If a leader puts him- or herself in the shoes of those in the trenches, that leader is more likely to make sure frontline employees have the basic resources they need on the job, have confidence they can care for themselves and their families, feel part of the company’s purpose, and sense they are growing— whether or not they are winning promotions. In this way, executives can deepen human connections with those who can appear far below them on organization charts.
Wegmans, again, offers a telling example for how to do this well.
You see it in the very clothes Joe Sofia wears at work. He’s a senior executive, but he’s not in a suit. He says, “I’m just dressed in a regular uniform like every other one of my employees. It might seem like a small thing but you know, it’s important to me. I want them to know we’re all in this together. Really, I’m just the same as everybody else. I’m actually a servant leader to them.”
That humility is powerful. Powerful enough to obliterate the obstacles to innovation that plague so many companies.

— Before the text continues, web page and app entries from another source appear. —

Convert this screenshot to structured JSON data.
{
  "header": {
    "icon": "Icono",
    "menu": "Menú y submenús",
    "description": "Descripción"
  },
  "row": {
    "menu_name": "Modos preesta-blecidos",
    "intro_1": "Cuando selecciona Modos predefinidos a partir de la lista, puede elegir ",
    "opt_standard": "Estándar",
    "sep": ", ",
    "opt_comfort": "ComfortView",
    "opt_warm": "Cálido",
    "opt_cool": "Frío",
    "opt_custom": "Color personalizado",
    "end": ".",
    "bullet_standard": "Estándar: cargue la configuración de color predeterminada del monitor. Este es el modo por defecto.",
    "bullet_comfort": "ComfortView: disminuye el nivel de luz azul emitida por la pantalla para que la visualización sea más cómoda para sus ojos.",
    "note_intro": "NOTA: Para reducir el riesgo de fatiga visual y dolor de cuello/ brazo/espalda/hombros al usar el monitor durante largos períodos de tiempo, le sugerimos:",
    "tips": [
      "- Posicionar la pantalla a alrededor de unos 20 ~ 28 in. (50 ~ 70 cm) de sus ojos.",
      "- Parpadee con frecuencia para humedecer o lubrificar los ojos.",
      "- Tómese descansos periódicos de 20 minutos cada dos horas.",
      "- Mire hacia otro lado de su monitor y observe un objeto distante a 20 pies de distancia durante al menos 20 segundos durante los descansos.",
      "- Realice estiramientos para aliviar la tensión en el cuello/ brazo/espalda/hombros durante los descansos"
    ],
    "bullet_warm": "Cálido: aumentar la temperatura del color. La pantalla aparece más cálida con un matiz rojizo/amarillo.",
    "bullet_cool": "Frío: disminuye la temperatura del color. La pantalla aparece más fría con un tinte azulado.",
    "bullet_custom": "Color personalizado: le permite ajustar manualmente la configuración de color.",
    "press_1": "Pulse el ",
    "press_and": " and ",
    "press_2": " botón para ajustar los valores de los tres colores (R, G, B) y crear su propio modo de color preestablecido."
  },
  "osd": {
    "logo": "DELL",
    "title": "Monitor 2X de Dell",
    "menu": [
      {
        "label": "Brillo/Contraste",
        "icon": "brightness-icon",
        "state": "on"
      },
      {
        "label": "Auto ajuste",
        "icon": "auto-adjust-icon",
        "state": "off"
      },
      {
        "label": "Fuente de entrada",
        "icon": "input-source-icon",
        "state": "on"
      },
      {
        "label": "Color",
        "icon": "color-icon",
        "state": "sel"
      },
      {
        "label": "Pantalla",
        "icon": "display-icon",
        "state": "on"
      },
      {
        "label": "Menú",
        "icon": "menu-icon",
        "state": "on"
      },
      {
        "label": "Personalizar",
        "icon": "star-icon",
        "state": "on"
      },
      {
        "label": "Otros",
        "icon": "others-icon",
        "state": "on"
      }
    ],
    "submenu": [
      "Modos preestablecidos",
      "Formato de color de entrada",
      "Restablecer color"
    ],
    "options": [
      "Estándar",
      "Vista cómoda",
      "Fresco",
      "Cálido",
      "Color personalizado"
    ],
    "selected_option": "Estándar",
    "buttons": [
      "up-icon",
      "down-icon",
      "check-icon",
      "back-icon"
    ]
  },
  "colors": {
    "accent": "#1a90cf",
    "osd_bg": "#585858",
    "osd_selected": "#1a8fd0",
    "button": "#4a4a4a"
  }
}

We asked Jody Wood, a frontline employee at Wegmans about the five hidden barriers we discovered in our research. “I didn’t feel any of the barriers,” she said. “I’m very comfortable at Wegmans. When I walk in, it’s like a team or family environment. I never feel a separation between myself and management. That hierarchy just isn’t there. So I had no problem approaching people and talking to people and sharing with them about the cauliflower rice.”
Wood even bonded over her brainchild with company chairman Danny Wegman himself.
During a visit to her New Jersey store about two years ago, Danny Wegman visited Wood’s cook station. She told him the story of her husband and his recovery. She talked about how Dr. Fuhrman’s book had inspired her, and how cauliflower rice and other low-glycemic foods helped him get off insulin and walk freely again. “Danny was so impressed, and he listened. He stood there at my station, tasted my sample, and talked to me for five minutes,” Wood recalls. “He went back to Rochester the next day and called my manager Tammy and he said, ‘Get Dr. Fuhrman’s book, The End of Diabetes, and put it by Jody’s cook station.’ And we’ve done that.”
That simple gesture of respect by Danny Wegman is the sort of thing that encourages employees to come up with new products and faster revenue growth—the way Innovation By All is better for business. But Danny Wegman’s move also gets at how Innovation By All is better for the people who work at a company and better for the world. Because now Jody Wood is even more fired up to preach the good news of vegetarian, low-glycemic meals. And Wegmans’ customers are living better.
Here’s how Wood describes the impact of adding the Furhman book to her meal station.
“That made such a difference in my customers’ lives,” Wood says. “I talk about it, and I have customers that come back months later and they say to me, ‘We did the diet and we reversed the diabetes in my husband’s or my wife’s life.’ And it just amazing, and it’s almost like there’s a power above that’s orchestrating all of this because it changes people’s lives for the better and they become healthier and happier. Because there’s nothing worse than not feeling good. And there’s nothing better than being healthy.”